The proposed $25.5 million project to convert the downtown Stambaugh Building into a 120-room hotel not only has a $5 million state tax credit, but also a $4 million federal tax credit.
Because the 12-story, 107-year-old structure at 44 E. Federal St. is on the National Park Service’s Register of Historic Places, the building automatically is eligible for that $4 million tax credit, said Dominic C. Marchionda, director of operations and strategic planning for the NYO Property Group, which owns Stambaugh and numerous other downtown buildings.
It’s been on the register since 1980.
“Without these credits, these [historic] buildings that allow us to pay homage to our industrial past don’t stand a chance of being an integral part of our favorable future,” he said.
The $9 million state and federal tax credits are the most given to any structure in the Mahoning Valley.
The Ohio Historic Preservation Tax Credit Program provides a 25-percent tax credit to qualified buildings, and the federal tax credit is up to 20 percent, Marchionda said.
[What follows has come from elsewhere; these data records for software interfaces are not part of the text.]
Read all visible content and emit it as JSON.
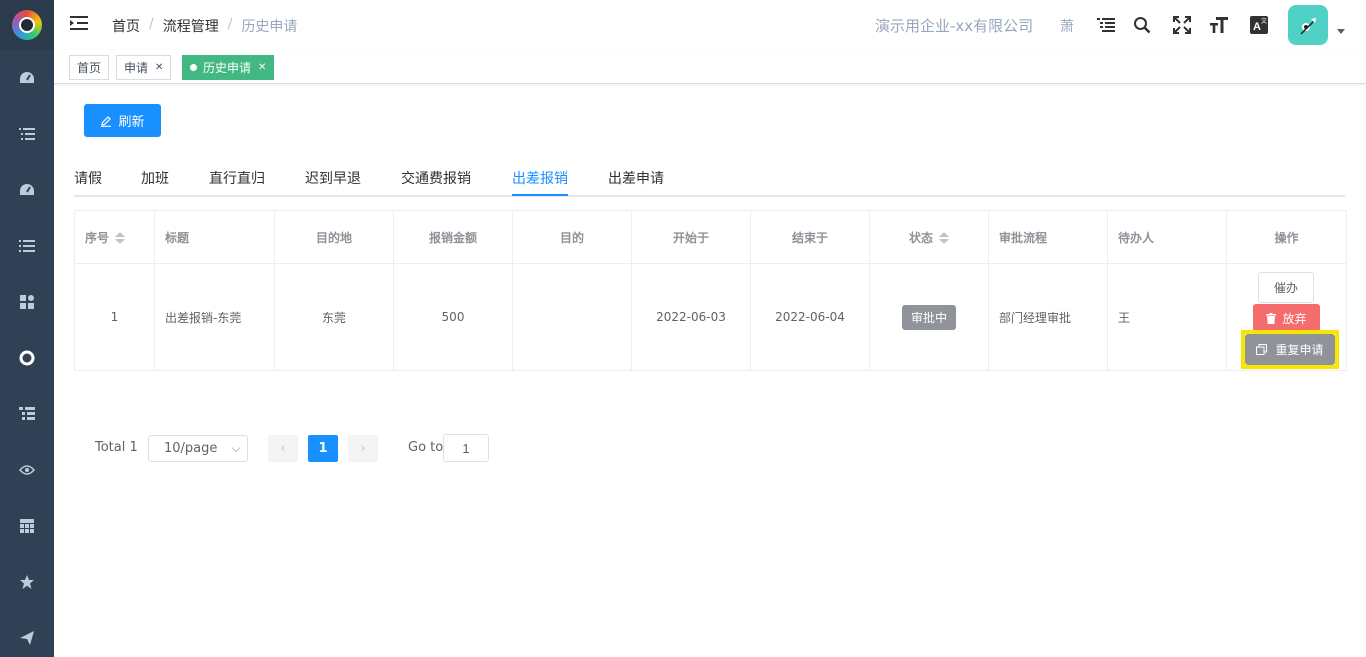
{
  "breadcrumb": [
    "首页",
    "流程管理",
    "历史申请"
  ],
  "navbar": {
    "company": "演示用企业-xx有限公司",
    "user_char": "萧"
  },
  "tags": [
    {
      "label": "首页"
    },
    {
      "label": "申请"
    },
    {
      "label": "历史申请",
      "active": true
    }
  ],
  "toolbar": {
    "refresh_label": "刷新"
  },
  "tabs": [
    "请假",
    "加班",
    "直行直归",
    "迟到早退",
    "交通费报销",
    "出差报销",
    "出差申请"
  ],
  "active_tab": "出差报销",
  "table": {
    "headers": [
      "序号",
      "标题",
      "目的地",
      "报销金额",
      "目的",
      "开始于",
      "结束于",
      "状态",
      "审批流程",
      "待办人",
      "操作"
    ],
    "rows": [
      {
        "index": "1",
        "title": "出差报销-东莞",
        "destination": "东莞",
        "amount": "500",
        "purpose": "",
        "start": "2022-06-03",
        "end": "2022-06-04",
        "status": "审批中",
        "flow": "部门经理审批",
        "assignee": "王",
        "actions": {
          "urge": "催办",
          "abandon": "放弃",
          "reapply": "重复申请"
        }
      }
    ]
  },
  "pagination": {
    "total_label": "Total 1",
    "page_size": "10/page",
    "current_page": "1",
    "goto_label": "Go to",
    "goto_value": "1"
  },
  "colors": {
    "sidebar": "#304156",
    "primary": "#1890ff",
    "tag_active": "#42b983",
    "danger": "#f56c6c",
    "highlight": "#f7e600"
  }
}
However, both provide those amounts for up to $20 million investments, he said. Anything above that amount isn’t eligible for tax credits.
A tax credit is a reduction in the amount of taxes owed and is given after a project is completed. The two tax credits will provide about 35 percent of the expense of transforming the building into a hotel.
“While all of us from the Valley know what an amazing place Youngstown is, and see all the positive change taking place each day, Youngstown unfortunately is still considered as a tertiary market to traditional lenders,” Marchionda said. “Therefore, you’ll often find a dynamic and layered financing stack behind historic preservation and adaptive reuse projects. We don’t anticipate this to be any different, but luckily, it’s not our first rodeo, and we are prepared to partner with local and regional lenders to reintroduce this building to the community.”
NYO has used state and federal tax credits to rehabilitate the vacant Erie Terminal Place at 112 W. Commerce St. into an apartment complex with businesses, and will receive them for its work to turn the empty Wick Tower at 34 W. Federal St. into an apartment and extended-stay living facility to open in January 2015.
Except for Warehouse 50, a ground-floor restaurant and bar, Stambaugh is vacant. NYO will honor the existing lease with that business.
The rehabilitation is expected to begin in the first half of 2015 and be completed in the summer or fall of 2016, said Dominic J. Marchionda, NYO chief executive officer.
The Vindicator first reported in July 2012 that NYO and its partner, Wick Ohio One, owned by Pan Brothers Associates of New York City, were seeking financial assistance to turn the Stambaugh Building into a hotel.